Why are companies reluctant to adopting Enterpise 2.0 technologies. Evangelists see the benefits, but are they not forceful enough for enterprises? A vital requirement of the enterprise is to make certain information available to employees based on their hierarchy in their organization. However much Web 2.0 technologies try to ebb the lines of information access, enterprises need restrictions on information sharing along with ease of collaboration.
The Enterprise scenario
In my experience, convincing big companies of the benefits of Enterprise 2.0 is difficult but not impossible. Corporate cultures are still very rigid – follow strict hierarchy, people don’t trust each other and there’s a whole lot of politics that goes on behind closed doors. These factors make them reluctant to change. The 9X problem of email is true and so is Bernard Lunn’s 80%-20% rule. It might seem as if Enterprise 2.0 technology will after all never be adopted by the enterprise itself!
The above is true, because unlike the web, the enterprise is NOT democratic. Plugging web 2.0 philosophy into the enterprise might work for lesser important tools like Twitter. But it cannot work work wonders like it does in the outside world. Though the enterprises are open to increasing participation and communication, they are reluctant to being very transparent. Opening up a financial wiki with the yearly results or the HR wiki with the salary increments, to all employees would be an impossible thought for them.
A presentation that defines Enterprise 2.0 in its true glory.
Enterprise 2.0 software – What is important
With rising competition, the pressure to deliver in short times is high and makes the difference between the deal make-or-break. The need for an easy-to-use tool to create, capture and manage knowledge and make it available to the right people at the right time is the need of the hour.
In evangelizing cyn.in to enterprises, I have learnt that the most important feature for enterprises to adopt Enterprise 2.0 tools is “Selective Openness”
Permissions to access information in an enterprise are based on the employee’s roles. For example, some NDAs include clauses that disallow the details of a project to be disclosed to anyone else apart from those working on the team. Scenarios where content has to be carefully disclosed, Enterprise 2.0 technologies must play a role of enabling easy (selective) sharing of information at the same time allowing re-use of pre-created information.
cyn.in – social software with Selective Openness
In cyn.in we have a 5-pronged approach to attack this problem:

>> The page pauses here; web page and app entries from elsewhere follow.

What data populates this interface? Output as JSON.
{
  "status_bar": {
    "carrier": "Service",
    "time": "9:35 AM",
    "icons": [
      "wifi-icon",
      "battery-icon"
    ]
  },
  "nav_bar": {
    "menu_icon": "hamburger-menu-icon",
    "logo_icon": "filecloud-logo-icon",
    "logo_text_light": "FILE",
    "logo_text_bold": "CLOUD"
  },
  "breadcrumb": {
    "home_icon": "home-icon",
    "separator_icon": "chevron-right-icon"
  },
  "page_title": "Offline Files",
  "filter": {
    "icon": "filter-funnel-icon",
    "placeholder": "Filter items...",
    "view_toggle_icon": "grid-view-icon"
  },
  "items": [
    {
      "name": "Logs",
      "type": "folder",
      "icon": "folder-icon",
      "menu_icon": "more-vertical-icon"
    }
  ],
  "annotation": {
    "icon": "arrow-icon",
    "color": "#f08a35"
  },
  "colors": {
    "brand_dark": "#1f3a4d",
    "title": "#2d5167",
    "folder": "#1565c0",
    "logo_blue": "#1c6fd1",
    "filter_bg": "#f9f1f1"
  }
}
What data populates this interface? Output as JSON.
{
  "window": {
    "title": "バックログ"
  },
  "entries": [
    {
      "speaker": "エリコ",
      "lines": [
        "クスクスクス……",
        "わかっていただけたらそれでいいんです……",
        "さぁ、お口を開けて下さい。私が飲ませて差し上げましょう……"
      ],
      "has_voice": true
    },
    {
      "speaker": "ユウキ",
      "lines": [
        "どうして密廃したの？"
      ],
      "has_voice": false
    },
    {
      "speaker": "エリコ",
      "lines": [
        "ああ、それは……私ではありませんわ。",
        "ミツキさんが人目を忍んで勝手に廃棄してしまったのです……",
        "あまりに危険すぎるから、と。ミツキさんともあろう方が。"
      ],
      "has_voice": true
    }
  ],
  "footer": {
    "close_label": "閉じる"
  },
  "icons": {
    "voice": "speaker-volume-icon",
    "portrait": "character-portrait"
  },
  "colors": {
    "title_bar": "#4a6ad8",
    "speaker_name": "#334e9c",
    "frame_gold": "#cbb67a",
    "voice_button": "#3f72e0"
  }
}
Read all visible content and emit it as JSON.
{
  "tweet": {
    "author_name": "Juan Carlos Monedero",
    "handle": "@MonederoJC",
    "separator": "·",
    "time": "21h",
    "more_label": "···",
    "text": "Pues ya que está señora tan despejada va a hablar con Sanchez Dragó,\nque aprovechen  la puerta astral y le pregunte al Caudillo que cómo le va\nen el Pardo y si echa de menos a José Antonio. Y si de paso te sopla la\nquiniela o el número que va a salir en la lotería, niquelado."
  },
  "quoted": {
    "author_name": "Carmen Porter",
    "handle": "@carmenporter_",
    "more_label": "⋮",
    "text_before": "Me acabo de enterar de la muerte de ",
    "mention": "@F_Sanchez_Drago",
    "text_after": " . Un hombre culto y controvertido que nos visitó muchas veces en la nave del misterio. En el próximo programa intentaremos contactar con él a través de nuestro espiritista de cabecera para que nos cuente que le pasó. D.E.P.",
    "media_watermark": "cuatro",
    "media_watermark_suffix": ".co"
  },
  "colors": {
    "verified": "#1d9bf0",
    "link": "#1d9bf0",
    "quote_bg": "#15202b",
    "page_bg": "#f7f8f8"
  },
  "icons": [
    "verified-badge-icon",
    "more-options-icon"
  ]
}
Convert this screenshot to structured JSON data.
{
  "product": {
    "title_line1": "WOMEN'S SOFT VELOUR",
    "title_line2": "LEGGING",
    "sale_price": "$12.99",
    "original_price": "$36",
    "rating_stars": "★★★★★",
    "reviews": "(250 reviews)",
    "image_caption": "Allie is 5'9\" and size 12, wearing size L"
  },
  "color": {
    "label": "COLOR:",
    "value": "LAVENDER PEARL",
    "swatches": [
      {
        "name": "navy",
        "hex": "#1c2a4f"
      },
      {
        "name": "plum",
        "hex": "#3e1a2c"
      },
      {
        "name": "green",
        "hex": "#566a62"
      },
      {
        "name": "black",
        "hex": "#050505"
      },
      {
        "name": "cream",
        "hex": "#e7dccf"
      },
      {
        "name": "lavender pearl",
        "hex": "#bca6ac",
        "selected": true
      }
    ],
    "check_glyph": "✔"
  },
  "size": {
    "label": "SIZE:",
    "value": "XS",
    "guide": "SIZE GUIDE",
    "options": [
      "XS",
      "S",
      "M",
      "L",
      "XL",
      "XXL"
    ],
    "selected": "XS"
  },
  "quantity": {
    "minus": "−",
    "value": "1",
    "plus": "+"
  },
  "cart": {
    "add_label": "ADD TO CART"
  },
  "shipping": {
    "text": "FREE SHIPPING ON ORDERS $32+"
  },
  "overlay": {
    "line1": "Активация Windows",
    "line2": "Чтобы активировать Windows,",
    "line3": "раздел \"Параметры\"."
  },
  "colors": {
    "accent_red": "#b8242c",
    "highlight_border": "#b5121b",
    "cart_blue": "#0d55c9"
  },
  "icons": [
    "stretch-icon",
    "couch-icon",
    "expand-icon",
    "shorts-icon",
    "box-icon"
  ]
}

- Main Space – A central no-permissions-required space. A free-form collaboration area where anyone can add, collaborate upon and mine the grey matter of employees to get creative ideas that drive business. Stream of activities flow smoothly with recently worked/commented upon items bubbling to the top, making popular content emergent.
- Spaces with permissions – This is vital to large companies with diverse teams, where spaces act as virtual extensions of the physical workspace. Content created inside the spaces is visible only to members of the space. Members inside each space can play different roles like ‘reviewer’, ‘collaborator’ or ‘viewer’ allocated by the ‘manager’ of the space.
- Role based security: Role-based security and permission system allows fine-grained access control on content inside cyn.in. Select users or groups can be allocated explicit permissions to edit or review a wiki page, a blog post or file, enabling security for every item (leaf level) across the system.
- Workflows: Ready to use flexible business workflow engine to publish select items from a space to team members or the entire organization. Four step approval workflow allows users to first get a document approved before it is made available to people in the organization.
- Permission inheritance: Structured spaces inherit the access right of the Space above it making it easier to work inside space.
I think Spaces in cyn.in add the very special requirement of Selective Openness for enterprises and at the same time keep the web 2.0 concepts alive with the Main Space.
I’d love to hear your opinions on the concept of “Selective Openness” in Enterprise 2.0 applications. Do reply back with your ideas.
See sharing and permissions in spaces in the live demo: http://cyn.in/demo-site
Read more about the Spaces in cyn.in here: cyn.in/explore/features/spaces